Undergraduate Course: From Foraging to Farming: The Beginnings of Agriculture in the Mediterranean and Europe (ARCA10051)
|School||School of History, Classics and Archaeology
||College||College of Humanities and Social Science
|Credit level (Normal year taken)||SCQF Level 10 (Year 3 Undergraduate)
||Availability||Available to all students
|Summary||The course provides students with the opportunity to study the archaeological and other evidence relating to one of the most important events in human prehistory - the transition from hunting and gathering to farming. The main issues surrounding the economic, technological and social developments that marked the transition are explored for specific regions of Europe.
The aim of the course is to instil in students:
- a sound knowledge and understanding of the principal sources of evidence that can be used to reconstruct the behaviour of the last hunting-gathering and earliest food producing societies in Europe;
- an appreciation of the difficulties involved in interpreting that evidence, and the major areas of controversy;
- the ability to critically assess current hypotheses of the transition to agriculture as applied in three geographically distinct regions of Europe, the Balkan Peninsula, the
- a critical awareness of how archaeological perceptions and approaches to research have historically influenced interpretations of the evidence.

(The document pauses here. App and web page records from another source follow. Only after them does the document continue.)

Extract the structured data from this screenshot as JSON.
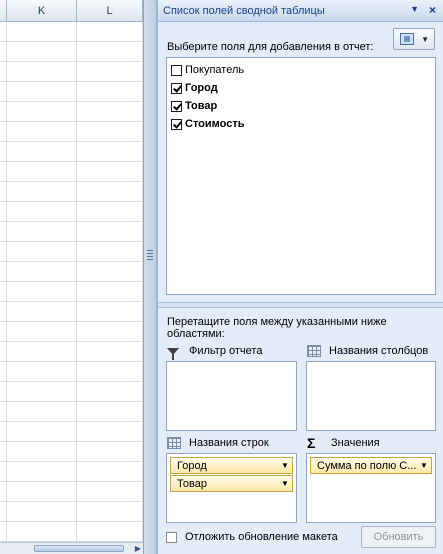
{
  "sheet": {
    "columns": [
      "K",
      "L"
    ]
  },
  "pane": {
    "title": "Список полей сводной таблицы",
    "prompt": "Выберите поля для добавления в отчет:",
    "fields": [
      {
        "label": "Покупатель",
        "checked": false,
        "bold": false
      },
      {
        "label": "Город",
        "checked": true,
        "bold": true
      },
      {
        "label": "Товар",
        "checked": true,
        "bold": true
      },
      {
        "label": "Стоимость",
        "checked": true,
        "bold": true
      }
    ],
    "drag_hint": "Перетащите поля между указанными ниже областями:",
    "areas": {
      "report_filter": {
        "label": "Фильтр отчета",
        "icon": "filter-icon",
        "items": []
      },
      "column_labels": {
        "label": "Названия столбцов",
        "icon": "grid-icon",
        "items": []
      },
      "row_labels": {
        "label": "Названия строк",
        "icon": "grid-icon",
        "items": [
          "Город",
          "Товар"
        ]
      },
      "values": {
        "label": "Значения",
        "icon": "sigma-icon",
        "items": [
          "Сумма по полю С..."
        ]
      }
    },
    "defer_update": {
      "label": "Отложить обновление макета",
      "checked": false
    },
    "update_button": "Обновить"
  },
  "colors": {
    "pane_background": "#e3ecf7",
    "title_text": "#15428b",
    "chip_border": "#c9a33d",
    "chip_fill": "#fde9a8"
  }
}
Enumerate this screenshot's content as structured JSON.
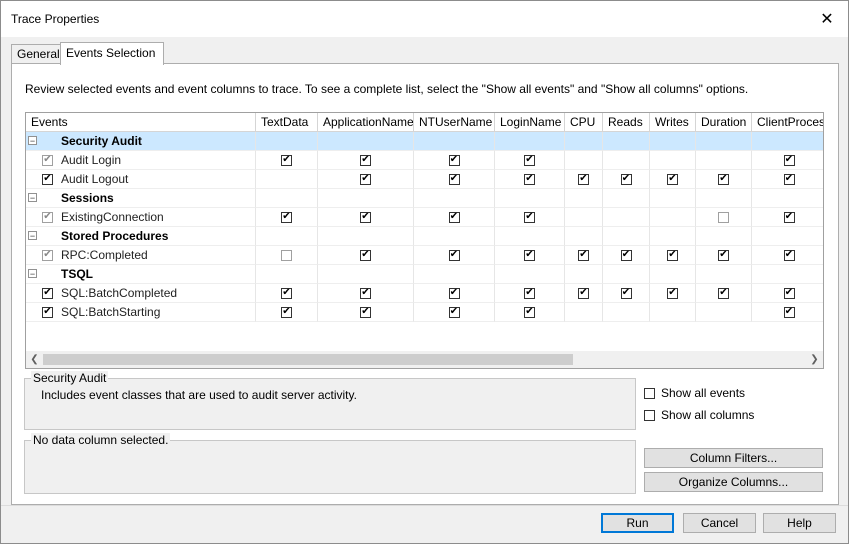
{
  "window": {
    "title": "Trace Properties"
  },
  "tabs": [
    {
      "label": "General",
      "active": false
    },
    {
      "label": "Events Selection",
      "active": true
    }
  ],
  "hint": "Review selected events and event columns to trace. To see a complete list, select the \"Show all events\" and \"Show all columns\" options.",
  "grid": {
    "columns": [
      "Events",
      "TextData",
      "ApplicationName",
      "NTUserName",
      "LoginName",
      "CPU",
      "Reads",
      "Writes",
      "Duration",
      "ClientProcessI"
    ],
    "rows": [
      {
        "type": "category",
        "label": "Security Audit",
        "collapse": "−",
        "selected": true
      },
      {
        "type": "event",
        "label": "Audit Login",
        "check": "gray",
        "cells": [
          "checked",
          "checked",
          "checked",
          "checked",
          "none",
          "none",
          "none",
          "none",
          "checked"
        ]
      },
      {
        "type": "event",
        "label": "Audit Logout",
        "check": "checked",
        "cells": [
          "none",
          "checked",
          "checked",
          "checked",
          "checked",
          "checked",
          "checked",
          "checked",
          "checked"
        ]
      },
      {
        "type": "category",
        "label": "Sessions",
        "collapse": "−"
      },
      {
        "type": "event",
        "label": "ExistingConnection",
        "check": "gray",
        "cells": [
          "checked",
          "checked",
          "checked",
          "checked",
          "none",
          "none",
          "none",
          "empty",
          "checked"
        ]
      },
      {
        "type": "category",
        "label": "Stored Procedures",
        "collapse": "−"
      },
      {
        "type": "event",
        "label": "RPC:Completed",
        "check": "gray",
        "cells": [
          "empty",
          "checked",
          "checked",
          "checked",
          "checked",
          "checked",
          "checked",
          "checked",
          "checked"
        ]
      },
      {
        "type": "category",
        "label": "TSQL",
        "collapse": "−"
      },
      {
        "type": "event",
        "label": "SQL:BatchCompleted",
        "check": "checked",
        "cells": [
          "checked",
          "checked",
          "checked",
          "checked",
          "checked",
          "checked",
          "checked",
          "checked",
          "checked"
        ]
      },
      {
        "type": "event",
        "label": "SQL:BatchStarting",
        "check": "checked",
        "cells": [
          "checked",
          "checked",
          "checked",
          "checked",
          "none",
          "none",
          "none",
          "none",
          "checked"
        ]
      }
    ]
  },
  "description_box": {
    "title": "Security Audit",
    "text": "Includes event classes that are used to audit server activity."
  },
  "column_box": {
    "title": "No data column selected."
  },
  "options": {
    "show_all_events": "Show all events",
    "show_all_columns": "Show all columns"
  },
  "buttons": {
    "column_filters": "Column Filters...",
    "organize_columns": "Organize Columns...",
    "run": "Run",
    "cancel": "Cancel",
    "help": "Help"
  },
  "icons": {
    "close": "close-icon",
    "scroll_left": "chevron-left-icon",
    "scroll_right": "chevron-right-icon",
    "check_glyph": "✔",
    "close_glyph": "✕",
    "left_glyph": "❮",
    "right_glyph": "❯"
  },
  "colors": {
    "selection": "#cce8ff",
    "default_button_border": "#0078d7"
  }
}
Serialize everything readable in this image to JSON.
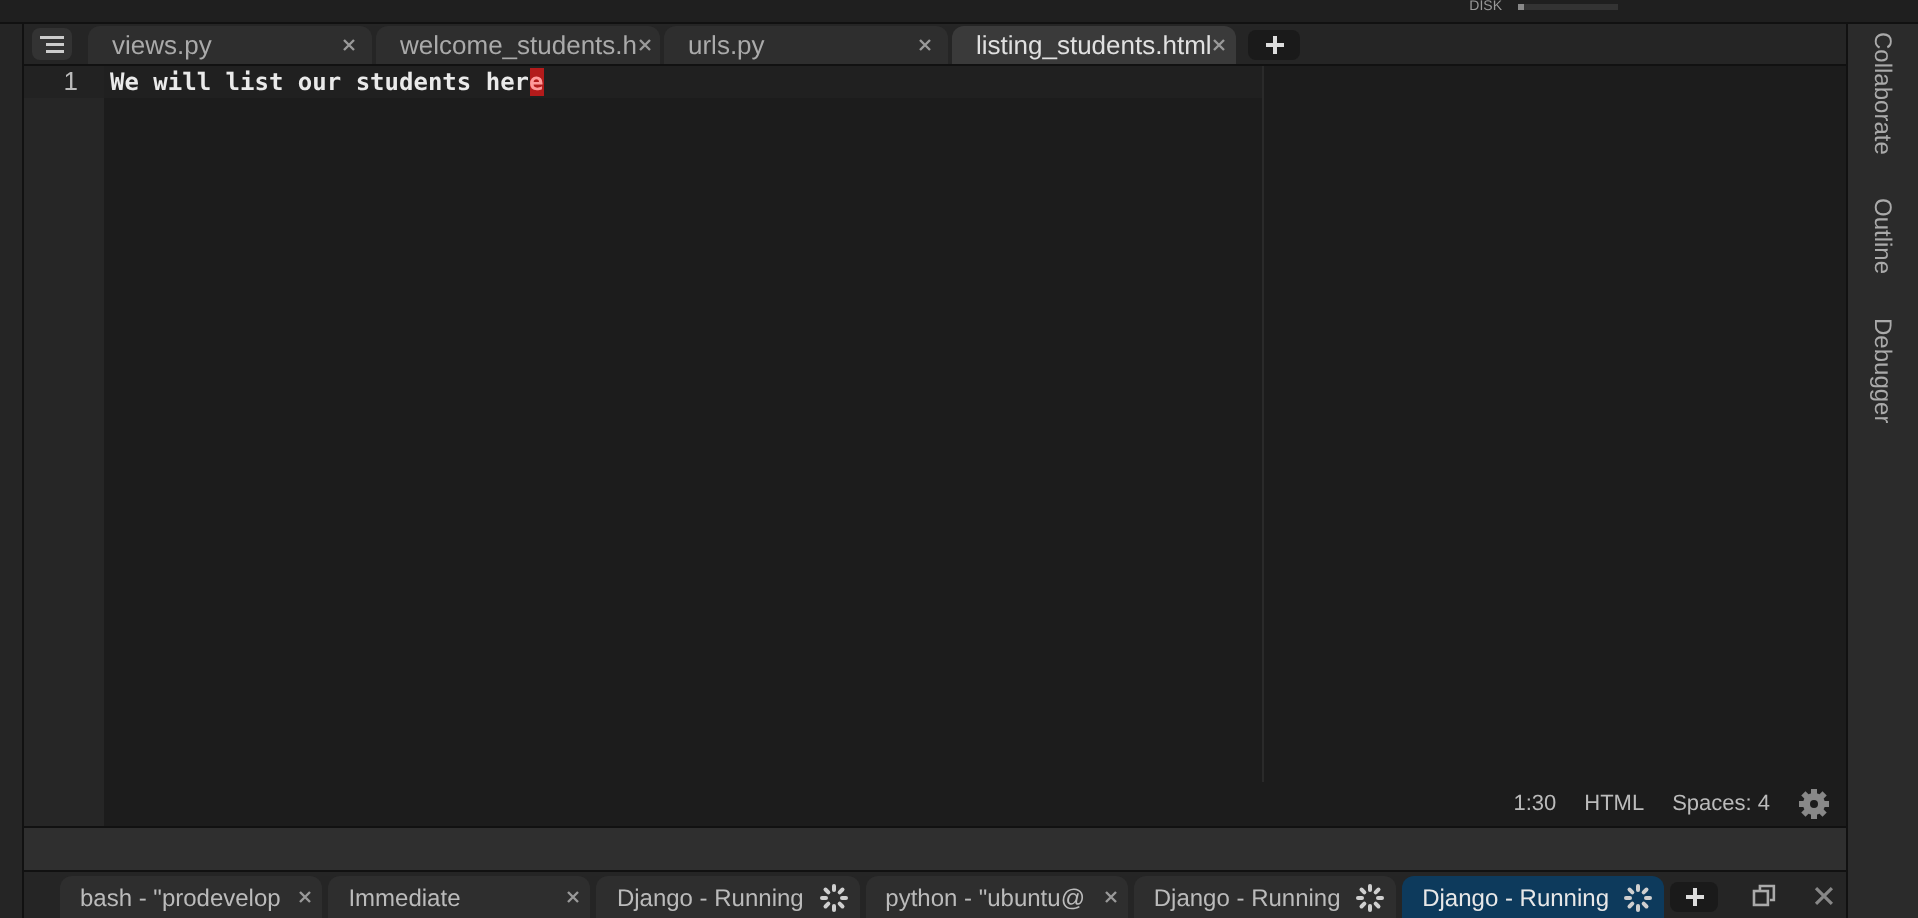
{
  "top_bar": {
    "disk_label": "DISK"
  },
  "editor_tabs": [
    {
      "label": "views.py",
      "selected": false
    },
    {
      "label": "welcome_students.h",
      "selected": false
    },
    {
      "label": "urls.py",
      "selected": false
    },
    {
      "label": "listing_students.html",
      "selected": true
    }
  ],
  "editor": {
    "lines": [
      {
        "number": "1",
        "text": "We will list our students her",
        "cursor_char": "e"
      }
    ]
  },
  "status": {
    "position": "1:30",
    "mode": "HTML",
    "indent": "Spaces: 4"
  },
  "right_sidebar": [
    "Collaborate",
    "Outline",
    "Debugger"
  ],
  "console_tabs": [
    {
      "label": "bash - \"prodevelop",
      "kind": "closable",
      "selected": false
    },
    {
      "label": "Immediate",
      "kind": "closable",
      "selected": false
    },
    {
      "label": "Django - Running",
      "kind": "running",
      "selected": false
    },
    {
      "label": "python - \"ubuntu@",
      "kind": "closable",
      "selected": false
    },
    {
      "label": "Django - Running",
      "kind": "running",
      "selected": false
    },
    {
      "label": "Django - Running",
      "kind": "running",
      "selected": true
    }
  ]
}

Entry Requirements (not applicable to Visiting Students)
||Other requirements|| Pre-requisites: Archaeology 2A and 2B or Honours entry to degrees in Classics, or equivalent.
|Additional Costs|| None
Information for Visiting Students
|Pre-requisites||Visiting students should have at least 3 Archaeology courses at grade B or above (or be predicted to obtain this). We will only consider University/College level courses
|High Demand Course?
Course Delivery Information
|Not being delivered|
On completion of this course, the student will be able to:
- demonstrate, by way of coursework and examination as required, command of the body of knowledge considered in the course;
- demonstrate, by way of coursework and examination as required, an ability to read, analyse and reflect critically upon relevant scholarship;
- demonstrate, by way of coursework and examination as required, an ability to understand, evaluate and utilise a variety of primary source material;
- demonstrate, by way of coursework and examination as required, the ability to develop and sustain scholarly arguments in oral and written form, by formulating appropriate questions and utilising relevant evidence;
- demonstrate independence of mind and initiative; intellectual integrity and maturity; an ability to evaluate the work of others, including peers.
|Barker, G. 2006. The Agricultural Revolution in Prehistory: Why did Foragers Become Farmers? Oxford: Oxford University Press.|
Bellwood, P. 2005. First Farmers: the Origins of Agricultural Societies. Oxford: Blackwell.
Diamond, J. 2002. Evolution, consequences and future of plant and animal domestication. Nature 418: 700-707.
Colledge, S. & Conolly, J. (eds) 2007. The Origins and Spread of Domestic Plants in Southwest Asia and Europe. Walnut Creek: Left Coast Press.
Colledge, S. & Conolly, J. (eds) 2013. The Origins and Spread of Domestic Animals in Southwest Asia and Europe. Walnut Creek: Left Coast Press.
Lichter, C. (ed.) 2005. How Did Farming Reach Europe? Anatolian-European relations from the second half of the 7th through the first half of the 6th millenium cal BC (Proceedings of the International Workshop Istanbul, 20-22 May 2004). Istanbul, Turkey : Ege Yay¿nlar¿.
Price, T.D. (ed.) 2000. Europe's First Farmers. Cambridge, Cambridge University Press.
|Graduate Attributes and Skills
|Course organiser||Prof Clive Bonsall
Tel: (0131 6)50 2375